Utzon's studio as a collaborative virtual environment BIBAFull-Text 25
  Viveka Weiley
In order to investigate the design of virtual place for creative collaboration, I have modeled scenes from a real place of creative collaboration -- Jørn Utzon's studios, which embody a number of principles of design for real creative place. From this vantage point we may begin to draw conclusions about which elements of that place are important for creative collaboration, and how the qualities of those elements may be transported into collaborative virtual environments (CVEs).
Evolving images for entertainment BIBAFull-Text 26
  Qinying Xu; Daryl D'Souza; Vic Ciesielski
Images are widely used in media contexts such as web design, games and video animation. The process of creating interesting images can be enjoyable if a useful tool is involved. In this paper we describe an interactive image generation tool called IMAGENE based on genetic programming, which can be used to create novel, surprising, and sometimes stunning images. A new method for presenting colour images is also proposed, which results in more colourful images being generated. The system permits the user to progressively evaluate and generate new images from previous sets of images. In doing so, the user is also able to control various settings and parameters. From a user perspective, the system has the following qualities which make generating images entertaining: can be created by choosing different function settings and families of images which have common characteristics between parents and children can be generated.
Simulating sensory perception in 3D game characters BIBAFull-Text 27
  Fabio Zambetta
Extensive simulation of sensory perception for NPCs (Non Playing Characters) or bots in 3D games has been quite rare if not absent until recently. However, a few games have proven that proper simulation of senses can lead to interesting and novel gameplay, and it is likely that the trend towards more sophisticated simulation will continue.
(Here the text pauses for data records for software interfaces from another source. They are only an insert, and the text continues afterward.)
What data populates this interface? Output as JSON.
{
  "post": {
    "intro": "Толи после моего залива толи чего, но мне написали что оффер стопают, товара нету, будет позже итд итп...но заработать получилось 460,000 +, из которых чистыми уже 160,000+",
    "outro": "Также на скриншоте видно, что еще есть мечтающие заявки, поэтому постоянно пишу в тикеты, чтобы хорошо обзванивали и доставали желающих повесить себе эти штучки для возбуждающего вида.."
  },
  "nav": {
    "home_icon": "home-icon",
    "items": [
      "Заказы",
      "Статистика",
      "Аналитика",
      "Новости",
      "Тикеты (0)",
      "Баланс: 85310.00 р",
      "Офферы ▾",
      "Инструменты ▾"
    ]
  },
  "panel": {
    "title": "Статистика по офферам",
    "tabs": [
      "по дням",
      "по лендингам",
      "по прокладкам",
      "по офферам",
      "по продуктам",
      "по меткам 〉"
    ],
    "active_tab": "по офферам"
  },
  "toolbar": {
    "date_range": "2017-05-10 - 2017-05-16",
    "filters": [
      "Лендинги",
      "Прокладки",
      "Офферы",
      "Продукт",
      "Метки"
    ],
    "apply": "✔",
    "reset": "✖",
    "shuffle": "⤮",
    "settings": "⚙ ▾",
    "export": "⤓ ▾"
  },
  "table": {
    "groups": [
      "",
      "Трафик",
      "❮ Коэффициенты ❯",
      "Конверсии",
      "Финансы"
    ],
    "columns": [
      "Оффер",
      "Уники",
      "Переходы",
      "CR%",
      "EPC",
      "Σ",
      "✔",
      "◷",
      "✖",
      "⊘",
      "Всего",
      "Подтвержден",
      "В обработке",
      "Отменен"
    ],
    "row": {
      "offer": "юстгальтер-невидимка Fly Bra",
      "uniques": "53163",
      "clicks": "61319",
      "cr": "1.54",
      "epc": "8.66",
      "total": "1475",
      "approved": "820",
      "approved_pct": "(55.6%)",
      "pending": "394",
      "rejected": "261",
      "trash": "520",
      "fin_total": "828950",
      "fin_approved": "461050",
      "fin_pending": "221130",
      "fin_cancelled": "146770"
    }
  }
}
In this paper we analyze the existing techniques to simulate virtual senses, highlight their weaknesses and propose some ideas to improve over the main existing approaches. The work presented here is part of an ongoing research on 3D learning characters, funded by the RMIT Emerging Researchers Grant.
Two families: dynamical policy models in interactive storytelling BIBAFull-Text 28
  Fabio Zambetta; Adam Nash; Paul Smith
In this paper we introduce a mathematical model of conflict that enhances Richardson's model of Arms Race accounting for interactive scenarios, such as the ones provided by CRPGs (Computer Role Playing Games). Such an improvement translates the model into an HCP (Hybrid Control Process). We also provide a sneak peek at the multi-disciplinary project Two Families (A Tale of New Florence), set up to illustrate the applications of the model.
   Two Families will result in a Neverwinter Nights 2 module featuring non-linear interactive storytelling, and a substantially different user experience based on complex political interaction between in-game factions and the overall plot.